→ Records supplied
.....

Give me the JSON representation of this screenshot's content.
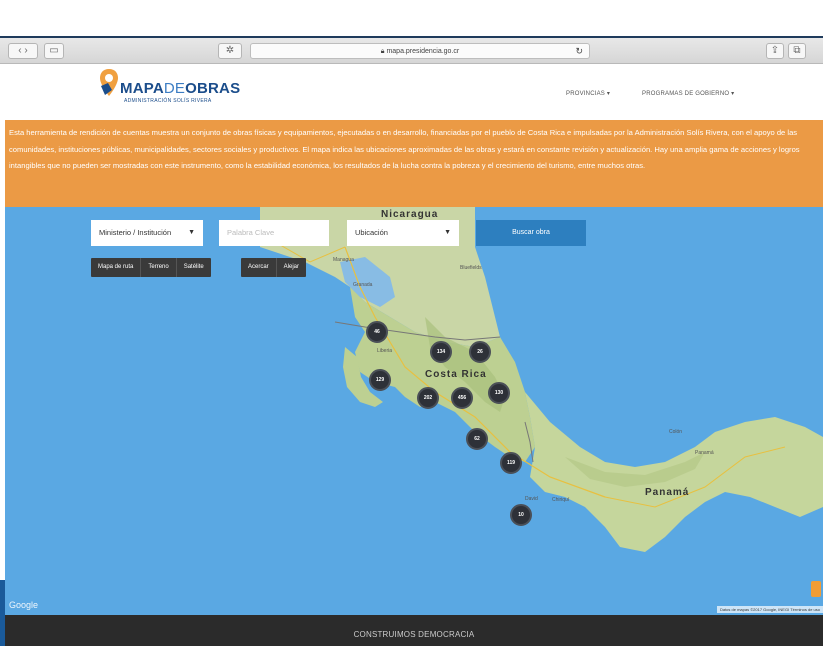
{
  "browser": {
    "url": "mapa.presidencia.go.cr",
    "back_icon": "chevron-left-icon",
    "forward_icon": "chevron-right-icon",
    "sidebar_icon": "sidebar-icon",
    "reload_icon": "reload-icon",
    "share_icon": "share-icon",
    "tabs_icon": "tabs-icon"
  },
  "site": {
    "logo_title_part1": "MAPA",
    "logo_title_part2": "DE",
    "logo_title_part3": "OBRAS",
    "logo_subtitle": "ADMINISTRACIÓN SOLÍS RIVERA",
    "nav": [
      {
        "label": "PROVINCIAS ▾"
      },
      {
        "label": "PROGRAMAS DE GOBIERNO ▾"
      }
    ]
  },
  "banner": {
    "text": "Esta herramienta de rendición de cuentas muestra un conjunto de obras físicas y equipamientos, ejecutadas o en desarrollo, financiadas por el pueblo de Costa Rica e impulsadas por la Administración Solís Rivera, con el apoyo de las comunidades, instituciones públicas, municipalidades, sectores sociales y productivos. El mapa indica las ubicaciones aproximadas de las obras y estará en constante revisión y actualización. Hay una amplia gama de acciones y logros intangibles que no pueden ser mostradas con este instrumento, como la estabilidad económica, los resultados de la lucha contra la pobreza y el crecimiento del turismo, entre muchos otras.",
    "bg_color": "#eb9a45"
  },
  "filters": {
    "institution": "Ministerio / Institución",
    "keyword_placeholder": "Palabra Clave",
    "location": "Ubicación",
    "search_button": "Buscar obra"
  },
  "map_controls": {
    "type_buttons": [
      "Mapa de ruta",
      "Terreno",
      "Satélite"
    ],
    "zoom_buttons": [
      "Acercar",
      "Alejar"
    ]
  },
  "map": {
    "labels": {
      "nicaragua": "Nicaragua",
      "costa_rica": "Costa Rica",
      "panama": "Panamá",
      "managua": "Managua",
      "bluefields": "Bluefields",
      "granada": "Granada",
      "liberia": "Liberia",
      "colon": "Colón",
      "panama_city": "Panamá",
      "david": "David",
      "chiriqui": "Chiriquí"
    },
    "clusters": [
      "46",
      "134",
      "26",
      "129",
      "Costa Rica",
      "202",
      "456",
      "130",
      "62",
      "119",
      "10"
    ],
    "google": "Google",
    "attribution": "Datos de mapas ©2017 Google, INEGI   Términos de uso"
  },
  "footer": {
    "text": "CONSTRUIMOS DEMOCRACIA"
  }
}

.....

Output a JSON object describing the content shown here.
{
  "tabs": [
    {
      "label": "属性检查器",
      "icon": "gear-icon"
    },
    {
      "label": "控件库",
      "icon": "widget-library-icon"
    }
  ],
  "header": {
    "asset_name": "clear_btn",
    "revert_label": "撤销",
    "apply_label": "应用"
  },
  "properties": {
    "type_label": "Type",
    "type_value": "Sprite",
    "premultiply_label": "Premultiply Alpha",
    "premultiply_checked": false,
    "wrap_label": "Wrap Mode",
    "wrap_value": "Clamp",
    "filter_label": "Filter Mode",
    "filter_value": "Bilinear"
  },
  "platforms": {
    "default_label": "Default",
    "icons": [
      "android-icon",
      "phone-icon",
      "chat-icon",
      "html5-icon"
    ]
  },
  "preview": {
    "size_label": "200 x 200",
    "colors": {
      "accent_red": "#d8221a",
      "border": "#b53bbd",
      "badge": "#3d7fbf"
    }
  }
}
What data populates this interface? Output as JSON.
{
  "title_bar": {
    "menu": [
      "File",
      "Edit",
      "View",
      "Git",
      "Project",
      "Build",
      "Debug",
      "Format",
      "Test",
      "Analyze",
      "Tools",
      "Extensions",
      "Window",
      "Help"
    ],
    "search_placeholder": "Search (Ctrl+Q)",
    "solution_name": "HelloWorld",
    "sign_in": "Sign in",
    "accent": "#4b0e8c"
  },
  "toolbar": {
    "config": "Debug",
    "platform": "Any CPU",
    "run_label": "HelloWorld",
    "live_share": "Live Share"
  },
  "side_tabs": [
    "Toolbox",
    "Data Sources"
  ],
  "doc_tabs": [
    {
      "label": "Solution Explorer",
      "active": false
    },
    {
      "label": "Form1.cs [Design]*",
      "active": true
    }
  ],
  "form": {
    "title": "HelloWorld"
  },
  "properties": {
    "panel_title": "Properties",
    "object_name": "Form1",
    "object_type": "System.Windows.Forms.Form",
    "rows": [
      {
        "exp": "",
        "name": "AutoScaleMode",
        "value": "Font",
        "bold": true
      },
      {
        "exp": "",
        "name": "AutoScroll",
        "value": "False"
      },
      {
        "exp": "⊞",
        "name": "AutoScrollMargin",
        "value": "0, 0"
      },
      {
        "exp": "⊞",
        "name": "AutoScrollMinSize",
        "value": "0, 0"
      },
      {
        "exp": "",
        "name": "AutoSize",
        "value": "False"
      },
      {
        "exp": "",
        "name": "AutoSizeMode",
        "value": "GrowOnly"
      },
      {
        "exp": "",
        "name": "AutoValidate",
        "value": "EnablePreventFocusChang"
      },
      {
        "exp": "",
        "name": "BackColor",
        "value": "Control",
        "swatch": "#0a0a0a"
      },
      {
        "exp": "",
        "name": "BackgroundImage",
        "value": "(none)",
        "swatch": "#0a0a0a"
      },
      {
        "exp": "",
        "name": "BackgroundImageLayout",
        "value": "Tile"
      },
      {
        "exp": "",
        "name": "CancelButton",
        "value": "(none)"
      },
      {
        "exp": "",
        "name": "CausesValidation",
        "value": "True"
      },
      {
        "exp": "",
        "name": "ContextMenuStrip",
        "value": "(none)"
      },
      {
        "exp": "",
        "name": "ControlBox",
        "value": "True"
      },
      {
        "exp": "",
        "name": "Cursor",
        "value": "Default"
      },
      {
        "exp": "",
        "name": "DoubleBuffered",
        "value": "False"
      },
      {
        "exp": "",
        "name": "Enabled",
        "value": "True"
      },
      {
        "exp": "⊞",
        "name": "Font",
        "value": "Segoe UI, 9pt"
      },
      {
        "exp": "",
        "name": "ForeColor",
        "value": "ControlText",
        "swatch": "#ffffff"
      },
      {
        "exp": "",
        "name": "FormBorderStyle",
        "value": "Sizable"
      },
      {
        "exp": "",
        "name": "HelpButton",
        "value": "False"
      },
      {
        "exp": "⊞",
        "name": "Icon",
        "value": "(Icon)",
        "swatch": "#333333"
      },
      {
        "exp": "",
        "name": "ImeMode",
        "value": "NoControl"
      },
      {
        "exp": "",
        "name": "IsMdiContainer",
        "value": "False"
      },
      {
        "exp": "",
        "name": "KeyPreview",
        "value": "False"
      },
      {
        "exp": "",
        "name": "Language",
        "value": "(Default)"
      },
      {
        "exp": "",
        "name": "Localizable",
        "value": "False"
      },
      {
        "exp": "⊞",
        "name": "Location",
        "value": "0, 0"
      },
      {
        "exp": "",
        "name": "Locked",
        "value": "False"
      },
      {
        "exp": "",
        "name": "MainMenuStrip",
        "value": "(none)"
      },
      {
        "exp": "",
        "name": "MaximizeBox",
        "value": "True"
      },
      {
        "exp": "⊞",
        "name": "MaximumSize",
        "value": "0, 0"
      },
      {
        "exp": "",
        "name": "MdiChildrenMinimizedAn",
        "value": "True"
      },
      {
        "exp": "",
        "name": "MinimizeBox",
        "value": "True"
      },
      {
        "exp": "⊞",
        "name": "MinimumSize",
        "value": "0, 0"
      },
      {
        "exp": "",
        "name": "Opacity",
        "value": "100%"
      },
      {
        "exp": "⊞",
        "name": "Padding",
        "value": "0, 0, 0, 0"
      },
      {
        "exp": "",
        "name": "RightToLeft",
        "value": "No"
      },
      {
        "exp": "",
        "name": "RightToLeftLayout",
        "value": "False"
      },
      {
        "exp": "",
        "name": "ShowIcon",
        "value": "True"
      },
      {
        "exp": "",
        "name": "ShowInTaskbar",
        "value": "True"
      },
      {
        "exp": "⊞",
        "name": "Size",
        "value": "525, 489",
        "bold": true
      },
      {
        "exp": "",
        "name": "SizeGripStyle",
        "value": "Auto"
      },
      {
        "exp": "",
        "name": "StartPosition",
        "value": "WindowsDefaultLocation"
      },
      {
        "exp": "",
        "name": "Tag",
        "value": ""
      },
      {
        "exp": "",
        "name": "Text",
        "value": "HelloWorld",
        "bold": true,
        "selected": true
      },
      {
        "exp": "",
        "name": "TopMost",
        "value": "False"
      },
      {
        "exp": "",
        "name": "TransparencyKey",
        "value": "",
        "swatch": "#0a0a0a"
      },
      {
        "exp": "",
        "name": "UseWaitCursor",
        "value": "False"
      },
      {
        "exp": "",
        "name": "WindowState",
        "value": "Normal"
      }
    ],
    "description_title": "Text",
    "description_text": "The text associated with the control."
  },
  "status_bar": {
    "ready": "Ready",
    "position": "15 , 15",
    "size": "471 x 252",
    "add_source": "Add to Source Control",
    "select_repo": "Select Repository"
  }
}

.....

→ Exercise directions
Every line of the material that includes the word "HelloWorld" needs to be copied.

→ Solution to the problem
    "solution_name": "HelloWorld",
    "run_label": "HelloWorld",
    "title": "HelloWorld"
        "value": "HelloWorld",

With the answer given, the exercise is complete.